This pair may be the most confusing homophones in the English language. A principle is a fundamental truth or proposition. A principal can be a business leader, an investor or head of a school. It also can refer to money, as in capital before interest.
Affect or Effect
Another common stumper is affect, which to exert influence or make a difference, and effect, which can be used as either a noun or verb to mean a change caused by or causing an action.
Less or Fewer
This pair of words stumps a lot of people. Fewer should be used when referring to things that can be counted, such as “10 fewer nights of sleep”. Less is the correct reference to smaller amounts of things such as “less time” or “less space”. [This isn’t a modern accommodation, by the way. The use of “less” as described here dates back to the origins of English as a written language 1,000 years ago.]
Adverse or Averse
Adverse means negative news. Averse means something you don’t want to do, which perhaps might result in negative news.
Appraise or Apprise
You appraise the value of property or art. You apprise someone by informing them of the appraised value of their house or the worthless painting they bought at a garage sale.
Begs the Question
The phrase suffers from evolving use that has blurred its original definition – “assumes what it should be proving.” The phrase now is used, apparently with little literary pushback, to mean “obviously leads to the next question”.
Dichotomy, Discrepancy or Disparity
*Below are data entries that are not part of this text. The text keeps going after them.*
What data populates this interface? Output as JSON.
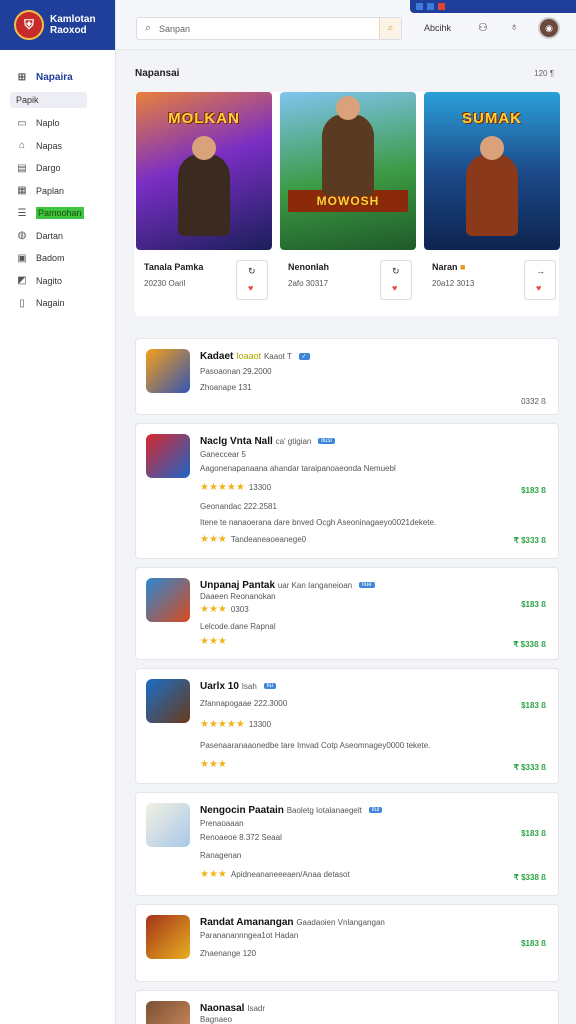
{
  "brand": {
    "line1": "Kamlotan",
    "line2": "Raoxod"
  },
  "sidebar": {
    "items": [
      {
        "label": "Napaira",
        "icon": "grid-icon"
      },
      {
        "label": "Papik",
        "icon": "none"
      },
      {
        "label": "Naplo",
        "icon": "book-icon"
      },
      {
        "label": "Napas",
        "icon": "home-icon"
      },
      {
        "label": "Dargo",
        "icon": "calendar-icon"
      },
      {
        "label": "Paplan",
        "icon": "chart-icon"
      },
      {
        "label": "Pamoohan",
        "icon": "list-icon"
      },
      {
        "label": "Dartan",
        "icon": "globe-icon"
      },
      {
        "label": "Badom",
        "icon": "calendar-icon"
      },
      {
        "label": "Nagito",
        "icon": "image-icon"
      },
      {
        "label": "Nagain",
        "icon": "doc-icon"
      }
    ]
  },
  "topbar": {
    "search_placeholder": "Sanpan",
    "action_label": "Abcihk"
  },
  "section": {
    "title": "Napansai",
    "count": "120 ¶"
  },
  "featured": [
    {
      "title_art": "MOLKAN",
      "name": "Tanala Pamka",
      "sub": "20230 Oaril",
      "colors": [
        "#2e2a8a",
        "#e88a30"
      ]
    },
    {
      "title_art": "MOWOSH",
      "name": "Nenonlah",
      "sub": "2afo 30317",
      "colors": [
        "#2f8a3a",
        "#6fb7e8"
      ]
    },
    {
      "title_art": "SUMAK",
      "name": "Naran",
      "sub": "20a12 3013",
      "colors": [
        "#17407a",
        "#2a9ad0"
      ]
    }
  ],
  "list": [
    {
      "title": "Kadaet",
      "extra": "Ioaaot",
      "suffix": "Kaaot T",
      "lines": [
        "Pasoaonan 29.2000",
        "Zhoanape 131"
      ],
      "right_top": "",
      "right_bottom": "0332 ß",
      "icon_colors": [
        "#f4a019",
        "#3454b4"
      ]
    },
    {
      "title": "Naclg Vnta Nall",
      "extra": "ca' gtigian",
      "tag": "Ilusl",
      "lines": [
        "Ganeccear 5",
        "Aagonenapanaana ahandar taraipanoaeonda Nemuebl"
      ],
      "rating": "13300",
      "meta": "Geonandac 222.2581",
      "desc": "Itene te nanaoerana dare bnved Ocgh Aseoninagaeyo0021dekete.",
      "rating2": "Tandeaneaoeanege0",
      "price1": "$183 ß",
      "price2": "₹ $333 ß",
      "icon_colors": [
        "#d7272e",
        "#1d66c8"
      ]
    },
    {
      "title": "Unpanaj Pantak",
      "extra": "uar Kan Ianganeioan",
      "tag": "Ilue",
      "lines": [
        "Daaeen Reonanokan",
        "Lelcode.dane Rapnal"
      ],
      "rating": "0303",
      "price1": "$183 ß",
      "price2": "₹ $33ß ß",
      "icon_colors": [
        "#2a88d4",
        "#d84a1c"
      ]
    },
    {
      "title": "Uarlx 10",
      "extra": "Isah",
      "tag": "Ilu",
      "lines": [
        "Zfannapogaae 222.3000",
        "Pasenaaranaaonedbe tare Imvad Cotp Aseomnagey0000 tekete."
      ],
      "rating": "13300",
      "price1": "$183 ß",
      "price2": "₹ $333 ß",
      "icon_colors": [
        "#1a6ec8",
        "#6a3a1a"
      ]
    },
    {
      "title": "Nengocin Paatain",
      "extra": "Baoletg Iotalanaegelt",
      "tag": "Ilul",
      "lines": [
        "Prenaoaaan",
        "Renoaeoe 8.372 Seaal",
        "Ranagenan",
        "Apidneananeeeaen/Anaa detasot"
      ],
      "price1": "$183 ß",
      "price2": "₹ $338 ß",
      "icon_colors": [
        "#e8e6d6",
        "#3a7cc8"
      ]
    },
    {
      "title": "Randat Amanangan",
      "extra": "Gaadaoien Vnlangangan",
      "tag": "",
      "lines": [
        "Parananannngea1ot Hadan",
        "Zhaenange 120"
      ],
      "price1": "$183 ß",
      "icon_colors": [
        "#a4321a",
        "#e8b020"
      ]
    },
    {
      "title": "Naonasal",
      "extra": "Isadr",
      "tag": "",
      "lines": [
        "Bagnaeo"
      ],
      "icon_colors": [
        "#7a5034",
        "#d69060"
      ]
    }
  ]
}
These three words can confound writers who aren’t careful in selecting the right one. A dichotomy refers to two opposite points of view. A discrepancy refers to two things that should be alike but aren’t. A disparity refers to a gap that can be measured.
However, the award for the most misused (or linguists would say “abused”) English word goes to ironic. The Oxford English Dictionary defines ironic as “happening in the opposite way to what is expected, typically causing wry amusement”. It doesn’t mean, as it’s often used, “unfortunate”, “interesting” or “coincidental”.
The misuse of ironic has an explanation, if not a defense – different dictionaries provide different definitions. Merriam Webster says, perhaps with a tinge of irony, that using “ironic” to connote something coincidental isn’t “wrong, it’s just trailblazing”.
How To Use This Information
There is a lot to take in here. If you already know all this, then the blog was just a friendly refresher. If some of these word miscues are news to you, here’s a suggestion: Flag this post as a reference when you get stumped while writing. If all these examples are revelations, print the blog and post it on your bulletin board or wherever you write.
If you occasionally mess up and use a word incorrectly, take comfort in Mark Twain’s observation: “We fail to say the right words because we choose to say the wrong words! We choose to say the wrong words because we fail to think about the right words! To get the right word in the right place is a rare achievement.”
With effort, forethought and AutoCorrect, you can make choosing the right word an everyday achievement.